The second aspect of the IMPACT project is capacity building among stakeholders within India to recognize, allow and promote the use of ICT to advance democracy and human rights, specifically FoE and FOI

The capacity-building efforts include:

Awareness: Build awareness among target groups of the critical importance of protecting and promoting human rights on the internet as a pre-condition for democracy and the exercise of civil and political rights.
Implementation: Strengthen understanding among target groups of how restrictions of human rights on the internet are implemented (including the rights to freedom of expression, privacy, and freedom of assembly), how these rights are being threatened at technical and regulatory levels by both States and corporations, and what techniques they can use to communicate more securely and safely online.
Knowledge and Tools to uphold FoE: Provide human rights defenders (our primary target groups) with knowledge, tools and support to respond to rights violations and advocate for the long term protection of human rights on the internet.
Promote multi-stakeholder approach to building networks: Facilitate and support multi-stakeholder networks that can respond to threats to human rights on the internet and build stronger human rights cultures on the internet in each of the three countries.




Mr Pransanto Kumar Roy , Editorial Advisor, Cybermedia

“Social media as a strong technology platform to improve the community interaction but awareness of Social media usage in the Rural areas and grassroots. Social Media is not only about Facebook, twitter and Google+ but few inter messaging systems has also become the faster channel for youth to activate the communication anytime at an open fire speed like interactive mobile services (whatsapp, Blackberry messanger etc).”

Ms. Chinmayi Arun, Asst. Prof at National Law University in Delhi & Fellow at the Centre for Interne

“The fact that this right (Right to freedom of speech) is posing huge threats to our right to privacy is very true. Recently enough the govt. has been trying to address the issue by setting up the panels for cyber security and demanding content and clarifications from a number of companies. Also provisions are now being made to ensure that some part of internet infrastructure should be made by Indian manufacturers.

Ms. Mishi Choudhary, Director of International Practice – Software Freedom Law Center

“Use of Internet is universal and the urge to control it is as universal. It is more about citizens who are using the service via different mediums and thus they should have a stake in it. Again the knee jerk responses we see by the governments across the globe occur because their citizens have tasted freedom in the recent past only be it via Internet or any other medium. Different countries have their own ways of handling issues so it cannot be simply said that there is a tradeoff between cyber security.

Mr Subhranshu Choudhury, Founder, CG Netswara

“We just don’t need our content to go viral, we need internet connectivity. A lady at Jharkhand village who has some ground level issues, needs her voice to be listened. It takes time in remote areas to get technology work, unlike Delhi it took me six months to get an internet connection in Bhopal. I request if we can make some collaboration, sit and work together and find some good learning and share with people that will be great.”

Ms Sher Bano, Blogger, Pakistan

“I am a guest blogger at New York times and I have been blogging about different social issues in Pakistan.

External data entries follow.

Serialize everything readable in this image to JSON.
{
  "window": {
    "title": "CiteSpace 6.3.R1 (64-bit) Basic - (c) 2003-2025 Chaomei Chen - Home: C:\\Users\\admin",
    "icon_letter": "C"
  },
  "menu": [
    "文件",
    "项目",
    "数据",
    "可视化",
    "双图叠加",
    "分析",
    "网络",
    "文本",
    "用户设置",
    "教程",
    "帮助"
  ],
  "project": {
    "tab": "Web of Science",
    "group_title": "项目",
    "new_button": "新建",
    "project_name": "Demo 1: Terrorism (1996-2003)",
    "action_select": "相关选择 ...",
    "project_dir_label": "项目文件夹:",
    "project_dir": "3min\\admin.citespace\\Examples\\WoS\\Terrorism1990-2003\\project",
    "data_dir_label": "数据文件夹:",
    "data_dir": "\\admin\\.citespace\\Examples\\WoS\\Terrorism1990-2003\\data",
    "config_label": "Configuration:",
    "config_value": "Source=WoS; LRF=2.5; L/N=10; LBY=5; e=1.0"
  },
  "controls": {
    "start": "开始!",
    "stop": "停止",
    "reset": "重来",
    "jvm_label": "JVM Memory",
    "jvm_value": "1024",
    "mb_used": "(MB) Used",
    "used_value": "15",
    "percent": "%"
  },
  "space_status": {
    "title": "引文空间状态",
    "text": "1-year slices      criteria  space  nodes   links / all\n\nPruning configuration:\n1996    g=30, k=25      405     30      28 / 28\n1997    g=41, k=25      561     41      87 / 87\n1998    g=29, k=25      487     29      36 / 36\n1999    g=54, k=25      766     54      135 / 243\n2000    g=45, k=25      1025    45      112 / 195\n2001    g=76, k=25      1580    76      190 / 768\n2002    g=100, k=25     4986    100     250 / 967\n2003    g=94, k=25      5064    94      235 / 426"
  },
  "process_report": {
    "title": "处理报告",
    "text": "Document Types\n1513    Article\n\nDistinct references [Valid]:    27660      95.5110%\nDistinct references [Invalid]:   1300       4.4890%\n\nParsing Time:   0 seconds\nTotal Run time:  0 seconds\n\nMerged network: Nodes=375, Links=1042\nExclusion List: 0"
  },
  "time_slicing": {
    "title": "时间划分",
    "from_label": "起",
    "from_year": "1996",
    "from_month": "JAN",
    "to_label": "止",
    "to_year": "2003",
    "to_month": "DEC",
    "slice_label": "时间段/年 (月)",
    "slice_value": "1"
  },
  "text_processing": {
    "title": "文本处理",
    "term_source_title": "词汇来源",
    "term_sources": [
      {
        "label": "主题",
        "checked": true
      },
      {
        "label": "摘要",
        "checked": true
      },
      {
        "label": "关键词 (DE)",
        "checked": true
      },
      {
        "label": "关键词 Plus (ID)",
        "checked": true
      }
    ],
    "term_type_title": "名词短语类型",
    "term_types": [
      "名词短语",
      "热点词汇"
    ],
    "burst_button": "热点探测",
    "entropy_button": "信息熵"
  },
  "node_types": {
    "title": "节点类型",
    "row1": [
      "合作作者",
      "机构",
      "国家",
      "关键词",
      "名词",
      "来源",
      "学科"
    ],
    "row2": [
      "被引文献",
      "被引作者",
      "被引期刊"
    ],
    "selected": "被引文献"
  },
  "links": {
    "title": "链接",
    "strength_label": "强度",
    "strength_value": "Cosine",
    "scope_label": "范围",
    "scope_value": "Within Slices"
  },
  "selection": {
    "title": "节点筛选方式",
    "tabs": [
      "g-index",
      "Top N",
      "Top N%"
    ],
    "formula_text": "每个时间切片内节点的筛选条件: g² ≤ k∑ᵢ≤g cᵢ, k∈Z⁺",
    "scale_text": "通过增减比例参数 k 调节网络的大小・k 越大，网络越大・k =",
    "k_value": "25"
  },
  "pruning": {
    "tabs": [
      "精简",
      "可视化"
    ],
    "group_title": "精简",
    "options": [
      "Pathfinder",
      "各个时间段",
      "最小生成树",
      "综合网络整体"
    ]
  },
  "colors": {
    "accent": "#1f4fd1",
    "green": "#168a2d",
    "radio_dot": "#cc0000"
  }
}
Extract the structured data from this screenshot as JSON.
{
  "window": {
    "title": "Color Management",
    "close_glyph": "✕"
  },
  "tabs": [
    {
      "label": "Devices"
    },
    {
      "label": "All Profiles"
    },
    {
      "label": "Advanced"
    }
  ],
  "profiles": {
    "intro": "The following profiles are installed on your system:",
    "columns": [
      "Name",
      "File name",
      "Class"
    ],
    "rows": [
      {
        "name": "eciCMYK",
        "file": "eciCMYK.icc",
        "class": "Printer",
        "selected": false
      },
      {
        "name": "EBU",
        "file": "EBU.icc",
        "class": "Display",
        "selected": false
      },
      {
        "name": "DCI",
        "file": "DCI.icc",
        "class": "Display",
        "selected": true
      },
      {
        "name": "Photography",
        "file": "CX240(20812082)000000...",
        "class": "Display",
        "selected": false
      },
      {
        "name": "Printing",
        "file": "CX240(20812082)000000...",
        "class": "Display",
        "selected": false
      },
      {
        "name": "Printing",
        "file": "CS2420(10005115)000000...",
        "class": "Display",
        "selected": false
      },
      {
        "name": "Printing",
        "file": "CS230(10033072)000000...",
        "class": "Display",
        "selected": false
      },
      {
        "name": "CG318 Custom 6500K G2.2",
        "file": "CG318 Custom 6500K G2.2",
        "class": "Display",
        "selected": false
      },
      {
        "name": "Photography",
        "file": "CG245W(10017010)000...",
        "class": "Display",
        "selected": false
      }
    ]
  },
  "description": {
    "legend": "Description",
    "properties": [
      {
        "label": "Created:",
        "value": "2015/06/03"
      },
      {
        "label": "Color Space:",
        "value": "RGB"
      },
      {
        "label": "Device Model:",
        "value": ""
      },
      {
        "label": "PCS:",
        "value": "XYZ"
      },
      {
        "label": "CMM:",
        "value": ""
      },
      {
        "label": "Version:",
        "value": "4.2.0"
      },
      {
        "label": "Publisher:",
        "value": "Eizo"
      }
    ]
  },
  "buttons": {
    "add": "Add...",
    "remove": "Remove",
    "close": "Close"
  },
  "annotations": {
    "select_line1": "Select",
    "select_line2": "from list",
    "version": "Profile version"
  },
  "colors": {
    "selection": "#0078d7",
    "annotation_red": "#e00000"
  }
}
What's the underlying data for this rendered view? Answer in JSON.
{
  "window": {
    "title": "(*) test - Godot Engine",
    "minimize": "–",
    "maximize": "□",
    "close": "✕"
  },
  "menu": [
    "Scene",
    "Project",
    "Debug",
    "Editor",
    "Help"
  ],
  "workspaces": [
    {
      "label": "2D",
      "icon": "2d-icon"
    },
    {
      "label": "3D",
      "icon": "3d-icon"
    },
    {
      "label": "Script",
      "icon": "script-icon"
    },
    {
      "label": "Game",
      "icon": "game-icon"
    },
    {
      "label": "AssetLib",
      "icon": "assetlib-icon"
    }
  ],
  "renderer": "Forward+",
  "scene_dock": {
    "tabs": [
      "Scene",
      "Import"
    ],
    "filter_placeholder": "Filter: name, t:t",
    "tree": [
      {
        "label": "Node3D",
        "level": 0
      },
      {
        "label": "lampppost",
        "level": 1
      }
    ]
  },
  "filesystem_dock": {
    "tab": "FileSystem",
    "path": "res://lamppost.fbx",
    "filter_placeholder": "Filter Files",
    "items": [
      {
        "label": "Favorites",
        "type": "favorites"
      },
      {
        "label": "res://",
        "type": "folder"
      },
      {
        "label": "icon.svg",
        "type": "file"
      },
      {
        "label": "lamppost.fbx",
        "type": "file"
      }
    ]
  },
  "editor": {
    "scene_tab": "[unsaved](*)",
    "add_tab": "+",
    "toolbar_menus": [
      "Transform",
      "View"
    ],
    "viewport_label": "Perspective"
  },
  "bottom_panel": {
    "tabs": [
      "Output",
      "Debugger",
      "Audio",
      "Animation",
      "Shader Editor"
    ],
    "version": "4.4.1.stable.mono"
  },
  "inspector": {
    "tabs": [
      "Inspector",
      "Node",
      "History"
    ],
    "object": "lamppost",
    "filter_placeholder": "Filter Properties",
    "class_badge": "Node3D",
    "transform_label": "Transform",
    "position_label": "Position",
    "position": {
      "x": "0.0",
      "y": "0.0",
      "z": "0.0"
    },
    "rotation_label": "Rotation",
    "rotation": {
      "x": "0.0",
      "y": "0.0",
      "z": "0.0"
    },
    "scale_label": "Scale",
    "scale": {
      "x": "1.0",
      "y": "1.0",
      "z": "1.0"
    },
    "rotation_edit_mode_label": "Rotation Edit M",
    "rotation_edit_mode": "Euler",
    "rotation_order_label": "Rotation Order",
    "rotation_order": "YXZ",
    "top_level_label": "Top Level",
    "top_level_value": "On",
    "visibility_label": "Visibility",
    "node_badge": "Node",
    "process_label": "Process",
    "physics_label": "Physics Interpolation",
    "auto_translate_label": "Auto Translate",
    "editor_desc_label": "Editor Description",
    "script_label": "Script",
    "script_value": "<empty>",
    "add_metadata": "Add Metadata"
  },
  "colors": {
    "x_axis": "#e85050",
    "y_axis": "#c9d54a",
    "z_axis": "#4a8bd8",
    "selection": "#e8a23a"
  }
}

I have faced challenges working with tribal areas in Pakistan as the community is little conservative in terms of being social but gradually we see them growing. In our community, people now are pushing the girls from the region to come out and do something to improve community. Our community is now evolving with time, with social media and we are coming out of the box and going global as well. Social Media Campaigns play important roles, this is slow now but for me it is bringing the change.”

Mr Subho Ray, President, Internet & Mobile Association of India (IAMAI)

“RTI is a tedious process, however, the government has given timeline of receiving RTI status of 1 month but the process is not been followed by intermediaries who process the RTI applications. Thus, applicants wait for months long just to know the status of their RTI applications. There should be uniform policy within inside the government departments, organisations and agencies that entire information should be disseminated publically.”

Dr. Ajay Kumar, Joint Secretary, DIT, Govt. of India

“In current situation, most of debates are because of the National Policy on Telecom which largely talks about security and regulation aspects of IT and openness of it. However, there is National Open Policy, approved by the cabinet in the last month, refers to disapprobation on RTI and making entire content online. But it could not be possible until and unless proper infrastructure is available. The government, industry players and civil society groups collectively have to play their respective roles.